The Daily Gamecock

Column: Disney's media consolidation stint dangerous for entertainment industry

Mickey Mouse in Dream Along with Mickey show in Disney World, Orlando, Fla. (Dreamstime/TNS)
Mickey Mouse in Dream Along with Mickey show in Disney World, Orlando, Fla. (Dreamstime/TNS)

Let’s admit it: Disney hasn’t been all that great lately. All of its recent remakes are pure money grabs, and it hasn’t been coming out with much original material. They bought both Star Wars and Marvel, and who knows what will be next? 

Disney's recent acquisition of 21st Century Fox and 20th Century Fox movie studio, however, is crossing the line into monopolization. As Disney continues its journey in media acquisition, consumers are facing far fewer choices in who produces and controls the media they enjoy.

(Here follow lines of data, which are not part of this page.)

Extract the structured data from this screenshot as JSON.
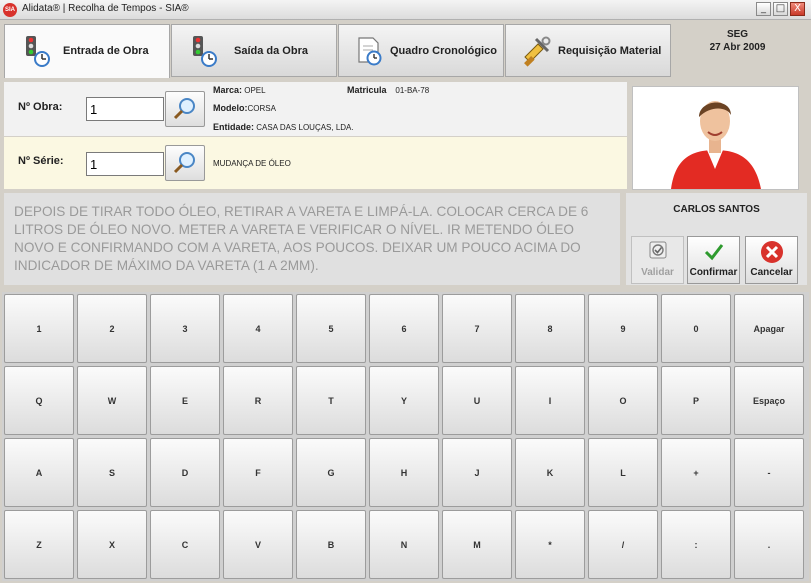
{
  "window": {
    "title": "Alidata® | Recolha de Tempos - SIA®",
    "app_icon_text": "SIA",
    "minimize": "_",
    "maximize": "□",
    "close": "X"
  },
  "tabs": [
    {
      "label": "Entrada de Obra",
      "icon": "traffic-light-clock-icon"
    },
    {
      "label": "Saída da Obra",
      "icon": "traffic-light-clock-icon"
    },
    {
      "label": "Quadro Cronológico",
      "icon": "document-clock-icon"
    },
    {
      "label": "Requisição Material",
      "icon": "tools-icon"
    }
  ],
  "date": {
    "weekday": "SEG",
    "date": "27 Abr 2009"
  },
  "obra": {
    "label": "Nº Obra:",
    "value": "1",
    "marca_label": "Marca:",
    "marca": "OPEL",
    "matricula_label": "Matricula",
    "matricula": "01-BA-78",
    "modelo_label": "Modelo:",
    "modelo": "CORSA",
    "entidade_label": "Entidade:",
    "entidade": "CASA DAS LOUÇAS, LDA."
  },
  "serie": {
    "label": "Nº Série:",
    "value": "1",
    "description": "MUDANÇA DE ÓLEO"
  },
  "instructions": "DEPOIS DE TIRAR TODO ÓLEO, RETIRAR A VARETA E LIMPÁ-LA. COLOCAR CERCA DE 6 LITROS DE ÓLEO NOVO. METER A VARETA E VERIFICAR O NÍVEL. IR METENDO ÓLEO NOVO E CONFIRMANDO COM A VARETA, AOS POUCOS. DEIXAR UM POUCO ACIMA DO INDICADOR DE MÁXIMO DA VARETA (1 A 2MM).",
  "employee": {
    "name": "CARLOS SANTOS"
  },
  "actions": {
    "validar": "Validar",
    "confirmar": "Confirmar",
    "cancelar": "Cancelar"
  },
  "keyboard": {
    "rows": [
      [
        "1",
        "2",
        "3",
        "4",
        "5",
        "6",
        "7",
        "8",
        "9",
        "0",
        "Apagar"
      ],
      [
        "Q",
        "W",
        "E",
        "R",
        "T",
        "Y",
        "U",
        "I",
        "O",
        "P",
        "Espaço"
      ],
      [
        "A",
        "S",
        "D",
        "F",
        "G",
        "H",
        "J",
        "K",
        "L",
        "+",
        "-"
      ],
      [
        "Z",
        "X",
        "C",
        "V",
        "B",
        "N",
        "M",
        "*",
        "/",
        ":",
        "."
      ]
    ]
  },
  "colors": {
    "confirm_green": "#2e9a2e",
    "cancel_red": "#d8322c",
    "info_row_bg": "#fbf8e2"
  }
}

Even though, for now, the market remains an oligopoly, Disney has been relentless in its pursuit of acquiring as much as they can without producing quality original content, such as recent live-action remakes that don't bring anything new to the table and are just blatant cash cows. Additionally, some fans of Marvel and Star Wars are disappointed by how the movies coming out of their favorite franchises have become noticeably laden with typical childish Disney humor.

Disney also announced last week that its new streaming service, Disney+, will come out on Nov. 12. While Netflix has been slowly increasing its streaming price over the years — currently starting at $8.99 per month — a subscription to Disney+ will go for $6.99 per month.

Now, Netflix has been doing a lot lately. Well-received Netflix original movies and series have been coming out left and right, and most subscribers haven't minded the increasing price tag. 

However, when Disney comes out with its streaming service, it will have the ability to buy out Netflix's subscribers with the allure of a huge vault of animated movies that captured the hearts of so many people for years, alongside its own original shows that will venture further into the Marvel and Star Wars franchises. 

Even investors seem to be wary about Disney+ and what it will mean for Netflix. Disney's stock has risen 12% since Disney announced its streaming service, while Netflix's stock has gone down 3%.

Let's not forget that before Disney merged with Fox, it had a 30% stake in Hulu. They now own 60% of it, with NBCUniversal owning 30% and Warner Bros owning a meager 10%. It wouldn't come as a surprise if Disney decided to buy up the rest of Hulu and structure Disney+ around it by enticing subscribers to pay just a couple of extra dollars per month to have access to Disney's vast library of original content. By buying the rest of Hulu, Disney can turn the streaming service, which has always severely underperformed compared to Netflix, into a major competitor.

Disney's recent lack of originality is also concerning. Fox has continually made some of the most critically-acclaimed movies in recent years, such as "The Post" and "The Favourite." Disney just continues to announce remakes of its original animated movies, which makes it seem like Disney is only interested in making more money through empty blockbusters than creating films that make a statement.

It's hard not to be nervous about the future of the movie industry when Disney owns a huge portion of it and has made no promise of living up to Fox's previous films.

Will Disney actually monopolize the entertainment industry? Probably not. Is competition the backbone of today's capitalist market which drives companies to make better content? Yes, of course. However, we're just one step closer to a world in which only a few companies own all of the media providers in the world. This means that consumers will have no other choice but to suffer at the hands of these companies' corporate and political interests.

Media consolidation is scary. Disney is only feeding the terror.


Trending Now

Send a Tip Get Our Email Editions